- _What you should do_: Word for word, retype every entry in the listing.

*** Material for the task ***

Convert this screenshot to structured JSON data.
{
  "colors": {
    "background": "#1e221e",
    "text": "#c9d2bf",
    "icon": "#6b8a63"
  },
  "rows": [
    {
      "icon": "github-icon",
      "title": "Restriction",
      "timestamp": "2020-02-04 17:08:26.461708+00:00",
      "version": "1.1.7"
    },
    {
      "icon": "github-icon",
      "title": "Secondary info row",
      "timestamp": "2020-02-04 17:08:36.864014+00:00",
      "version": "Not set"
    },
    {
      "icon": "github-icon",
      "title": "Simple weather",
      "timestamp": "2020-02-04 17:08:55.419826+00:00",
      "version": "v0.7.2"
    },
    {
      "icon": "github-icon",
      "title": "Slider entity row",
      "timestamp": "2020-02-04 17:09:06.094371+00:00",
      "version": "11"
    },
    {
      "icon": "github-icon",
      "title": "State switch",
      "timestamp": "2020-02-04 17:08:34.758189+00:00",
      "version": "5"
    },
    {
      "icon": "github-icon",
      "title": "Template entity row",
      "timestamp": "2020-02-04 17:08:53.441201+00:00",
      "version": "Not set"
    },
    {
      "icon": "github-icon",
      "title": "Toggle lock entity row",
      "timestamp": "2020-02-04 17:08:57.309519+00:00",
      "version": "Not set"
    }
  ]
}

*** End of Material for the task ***

- _Solved exercise_:
Convert this screenshot to structured JSON data.
{
  "colors": {
    "background": "#1e221e",
    "text": "#c9d2bf",
    "icon": "#6b8a63"
  },
  "rows": [
    {
      "icon": "github-icon",
      "title": "Restriction",
      "timestamp": "2020-02-04 17:08:26.461708+00:00",
      "version": "1.1.7"
    },
    {
      "icon": "github-icon",
      "title": "Secondary info row",
      "timestamp": "2020-02-04 17:08:36.864014+00:00",
      "version": "Not set"
    },
    {
      "icon": "github-icon",
      "title": "Simple weather",
      "timestamp": "2020-02-04 17:08:55.419826+00:00",
      "version": "v0.7.2"
    },
    {
      "icon": "github-icon",
      "title": "Slider entity row",
      "timestamp": "2020-02-04 17:09:06.094371+00:00",
      "version": "11"
    },
    {
      "icon": "github-icon",
      "title": "State switch",
      "timestamp": "2020-02-04 17:08:34.758189+00:00",
      "version": "5"
    },
    {
      "icon": "github-icon",
      "title": "Template entity row",
      "timestamp": "2020-02-04 17:08:53.441201+00:00",
      "version": "Not set"
    },
    {
      "icon": "github-icon",
      "title": "Toggle lock entity row",
      "timestamp": "2020-02-04 17:08:57.309519+00:00",
      "version": "Not set"
    }
  ]
}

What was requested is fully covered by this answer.